The texture of the chocolate Cracknell is soft and stretchy on the outside, a bit like butterscotch, but once you bite into it, you’re greeted with the crunch of corn flakes. It’s super easy to make with just about any ingredient you can think of, but it’s a good idea to make your own golden syrup or get some at the store.
Depending on how long you heat the golden syrup and butter mixture – the texture of the finished dish may vary. If you don’t heat enough, the cracknell will be too soft, melting at room temperature and leaving chocolate marks on your fingers. If you cook it longer than necessary, it will be too hard, reminiscent of grillage. Ironically, I liked this version the best. I’ll tell you how to make a hard Cracknell, but I’ll also give you comments on how to keep the texture softer and make it more classic and familiar.
- 200 g of golden syrup
- 100 g of butter (can be replaced by margarine, but I do not approve of this)
- 30g cocoa powder
- 120-150g cornflakes (the amount can also affect the texture, less is softer, more is firmer)
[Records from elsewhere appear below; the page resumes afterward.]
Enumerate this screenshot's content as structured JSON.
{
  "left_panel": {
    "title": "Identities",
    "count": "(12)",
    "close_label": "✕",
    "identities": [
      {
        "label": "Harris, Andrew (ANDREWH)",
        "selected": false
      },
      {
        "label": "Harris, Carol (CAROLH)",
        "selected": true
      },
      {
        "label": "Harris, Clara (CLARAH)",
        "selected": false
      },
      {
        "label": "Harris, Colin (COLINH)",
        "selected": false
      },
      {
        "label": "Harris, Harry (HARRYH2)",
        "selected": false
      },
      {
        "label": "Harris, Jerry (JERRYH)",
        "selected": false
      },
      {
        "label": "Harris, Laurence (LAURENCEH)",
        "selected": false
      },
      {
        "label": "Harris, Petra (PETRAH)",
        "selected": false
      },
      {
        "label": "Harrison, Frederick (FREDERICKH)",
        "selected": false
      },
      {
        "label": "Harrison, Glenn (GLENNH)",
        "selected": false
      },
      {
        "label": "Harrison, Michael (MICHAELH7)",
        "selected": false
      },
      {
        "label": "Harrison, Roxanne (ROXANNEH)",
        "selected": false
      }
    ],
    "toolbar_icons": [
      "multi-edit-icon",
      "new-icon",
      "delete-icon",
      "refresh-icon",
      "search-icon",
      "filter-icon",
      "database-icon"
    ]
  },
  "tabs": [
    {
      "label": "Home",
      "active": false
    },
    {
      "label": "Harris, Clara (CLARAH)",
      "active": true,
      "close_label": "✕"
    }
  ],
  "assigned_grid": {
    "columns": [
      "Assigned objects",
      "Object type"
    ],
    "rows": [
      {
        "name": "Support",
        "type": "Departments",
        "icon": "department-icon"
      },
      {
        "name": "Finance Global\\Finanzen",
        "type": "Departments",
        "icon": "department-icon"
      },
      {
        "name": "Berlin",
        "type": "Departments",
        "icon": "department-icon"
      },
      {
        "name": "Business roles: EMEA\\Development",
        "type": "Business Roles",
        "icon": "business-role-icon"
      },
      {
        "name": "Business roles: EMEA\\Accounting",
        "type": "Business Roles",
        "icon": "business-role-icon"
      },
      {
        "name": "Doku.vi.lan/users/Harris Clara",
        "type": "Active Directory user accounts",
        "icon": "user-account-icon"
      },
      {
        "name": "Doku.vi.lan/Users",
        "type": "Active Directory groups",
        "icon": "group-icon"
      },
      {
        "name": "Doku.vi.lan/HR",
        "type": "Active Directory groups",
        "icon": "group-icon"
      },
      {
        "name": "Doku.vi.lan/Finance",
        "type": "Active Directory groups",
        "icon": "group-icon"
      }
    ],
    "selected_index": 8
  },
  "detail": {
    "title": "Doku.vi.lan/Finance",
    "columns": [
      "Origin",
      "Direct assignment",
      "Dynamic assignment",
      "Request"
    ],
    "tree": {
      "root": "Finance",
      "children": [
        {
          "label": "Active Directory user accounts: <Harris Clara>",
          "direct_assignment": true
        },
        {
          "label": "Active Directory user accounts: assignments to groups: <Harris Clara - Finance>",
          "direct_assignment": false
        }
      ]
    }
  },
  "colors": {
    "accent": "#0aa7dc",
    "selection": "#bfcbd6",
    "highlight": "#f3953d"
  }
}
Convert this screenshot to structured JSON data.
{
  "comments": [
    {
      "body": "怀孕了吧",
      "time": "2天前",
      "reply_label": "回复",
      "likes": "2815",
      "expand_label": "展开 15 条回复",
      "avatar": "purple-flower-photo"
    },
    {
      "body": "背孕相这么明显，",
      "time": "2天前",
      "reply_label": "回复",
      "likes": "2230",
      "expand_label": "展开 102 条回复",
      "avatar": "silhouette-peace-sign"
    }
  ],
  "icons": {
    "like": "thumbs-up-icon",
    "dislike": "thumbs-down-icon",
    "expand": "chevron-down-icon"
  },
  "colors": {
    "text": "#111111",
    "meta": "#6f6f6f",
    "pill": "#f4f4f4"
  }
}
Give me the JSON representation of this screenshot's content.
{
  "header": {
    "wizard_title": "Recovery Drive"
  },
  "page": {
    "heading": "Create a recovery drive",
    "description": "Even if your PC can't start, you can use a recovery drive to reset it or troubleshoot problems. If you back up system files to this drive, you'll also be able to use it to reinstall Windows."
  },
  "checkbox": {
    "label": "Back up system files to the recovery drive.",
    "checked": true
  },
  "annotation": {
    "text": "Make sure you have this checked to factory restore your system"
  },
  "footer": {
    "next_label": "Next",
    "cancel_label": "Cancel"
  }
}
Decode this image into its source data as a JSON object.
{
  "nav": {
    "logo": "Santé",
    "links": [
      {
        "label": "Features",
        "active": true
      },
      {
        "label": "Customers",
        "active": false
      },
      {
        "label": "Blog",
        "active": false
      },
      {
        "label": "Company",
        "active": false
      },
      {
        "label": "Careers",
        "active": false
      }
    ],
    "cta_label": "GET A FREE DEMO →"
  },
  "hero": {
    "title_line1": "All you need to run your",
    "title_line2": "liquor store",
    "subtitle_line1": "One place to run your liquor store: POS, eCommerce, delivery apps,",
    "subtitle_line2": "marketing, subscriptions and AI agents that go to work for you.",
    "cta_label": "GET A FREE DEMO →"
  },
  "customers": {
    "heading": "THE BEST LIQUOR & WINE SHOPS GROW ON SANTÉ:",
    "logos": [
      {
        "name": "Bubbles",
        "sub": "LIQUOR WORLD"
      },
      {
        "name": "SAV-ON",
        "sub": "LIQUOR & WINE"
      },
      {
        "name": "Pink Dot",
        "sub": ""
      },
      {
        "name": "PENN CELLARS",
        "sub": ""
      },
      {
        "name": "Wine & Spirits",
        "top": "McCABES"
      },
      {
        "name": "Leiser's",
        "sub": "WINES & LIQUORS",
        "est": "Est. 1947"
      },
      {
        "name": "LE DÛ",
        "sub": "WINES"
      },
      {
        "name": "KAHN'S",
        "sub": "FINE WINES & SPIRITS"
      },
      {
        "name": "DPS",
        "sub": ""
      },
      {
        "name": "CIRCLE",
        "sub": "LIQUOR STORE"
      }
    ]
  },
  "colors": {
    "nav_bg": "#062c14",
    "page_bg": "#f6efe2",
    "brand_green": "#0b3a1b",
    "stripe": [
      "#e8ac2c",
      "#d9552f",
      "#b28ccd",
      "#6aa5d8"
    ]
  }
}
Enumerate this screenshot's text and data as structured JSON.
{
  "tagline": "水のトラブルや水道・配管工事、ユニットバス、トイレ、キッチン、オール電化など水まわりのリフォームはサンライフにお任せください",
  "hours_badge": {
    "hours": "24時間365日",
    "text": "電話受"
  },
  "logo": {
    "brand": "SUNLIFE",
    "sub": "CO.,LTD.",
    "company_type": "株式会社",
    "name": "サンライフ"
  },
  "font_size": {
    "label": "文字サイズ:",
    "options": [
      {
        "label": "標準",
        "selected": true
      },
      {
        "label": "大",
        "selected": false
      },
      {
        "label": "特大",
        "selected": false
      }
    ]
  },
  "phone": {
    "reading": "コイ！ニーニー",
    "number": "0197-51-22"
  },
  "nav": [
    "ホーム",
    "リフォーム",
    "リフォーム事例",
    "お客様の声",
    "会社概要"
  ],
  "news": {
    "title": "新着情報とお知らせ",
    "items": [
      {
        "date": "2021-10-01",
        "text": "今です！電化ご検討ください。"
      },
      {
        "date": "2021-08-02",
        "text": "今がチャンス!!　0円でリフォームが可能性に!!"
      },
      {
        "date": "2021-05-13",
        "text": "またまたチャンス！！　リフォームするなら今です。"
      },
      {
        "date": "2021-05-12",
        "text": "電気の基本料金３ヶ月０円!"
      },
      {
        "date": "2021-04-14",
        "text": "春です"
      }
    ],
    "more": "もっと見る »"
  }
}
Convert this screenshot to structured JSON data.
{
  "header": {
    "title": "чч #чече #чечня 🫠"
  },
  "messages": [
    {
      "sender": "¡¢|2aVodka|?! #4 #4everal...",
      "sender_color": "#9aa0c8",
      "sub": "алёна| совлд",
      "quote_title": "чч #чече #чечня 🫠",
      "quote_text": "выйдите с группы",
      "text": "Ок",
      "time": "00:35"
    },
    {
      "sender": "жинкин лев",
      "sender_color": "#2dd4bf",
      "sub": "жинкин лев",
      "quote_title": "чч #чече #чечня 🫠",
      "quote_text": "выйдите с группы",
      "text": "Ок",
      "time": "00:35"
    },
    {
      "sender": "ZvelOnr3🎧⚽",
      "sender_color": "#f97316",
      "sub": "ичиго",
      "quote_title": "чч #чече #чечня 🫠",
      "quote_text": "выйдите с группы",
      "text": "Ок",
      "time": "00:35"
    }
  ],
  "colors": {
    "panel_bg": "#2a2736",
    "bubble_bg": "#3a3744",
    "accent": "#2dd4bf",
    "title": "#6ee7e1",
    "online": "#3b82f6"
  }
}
Step by Step Directions
Отмерьте нужное количество кукурузных хлопьев и поломайте их руками. Не нужно перемалывать в муку, достаточно поломать их в течении одной минуты.
Mix 200 g of golden syrup and 100 g of butter in a saucepan. Place the casserole on the fire.
Cook constantly stirring until the butter has dissolved. For a softer texture, wait until boiling. When it begins to foam, turn off the heat. Proceed to the step of adding the cocoa powder.
I keep the mass on the fire for about a couple more minutes, without stopping to stir.
Turn off the heat, and sift 30 grams of cocoa powder into the saucepan. Stir until smooth.
Add the cornflakes and stir again. This time as thoroughly as possible, so that the mass completely covers the flakes and no bare parts are left.
Line a baking sheet (or any other baking sheet) with parchment and spread out the chocolate mixture. Flatten and tamp with a spoon. The longer you keep the mixture on the fire, the more difficult it will be to physically do it, but you will succeed, I believe. Put it in the fridge for an hour.
My mold measures 29×22 cm. If you’re making a hard cracknell, the thinner your billet, the better, you just risk breaking your teeth on a thick one. In that case, I wouldn’t reduce the size of the mold. But for the soft will be enough and the form size of 20×20 cm. Yes, it will be thicker, but it’s not a problem – just cut it into smaller portions.
Take the dessert out of the fridge and cut it into portioned pieces, or if you made hard cracknel like I did, break it up: cover it with a towel or clingfilm and break it up into portioned pieces with a rolling pin.
Tip! Try replacing the cornflakes with your favorite nuts, I’m sure the result will impress you even more.
- 200 g golden syrup
- 100 g unsalted butter (can be replaced by margarine, but I do not approve of this)
- 30 g cocoa powder
- 120-150 g cornflakes (the amount can also affect texture, less is softer, more is harder)
- Break up the cornflakes with your hands.
- Mix the butter and golden syrup in a saucepan. Place on low heat. Stirring, bring to a boil.
- Turn off the heat. Sift the cocoa powder into the saucepan. Stir it in.
- Add the cornflakes. Stir until the mixture coats the flakes on all sides.
- Place in a parchment-lined mold, flatten with a spatula and press the mass down with a spatula. Place in the refrigerator for 40-60 minutes.
- Take it out of the fridge and cut it into portions.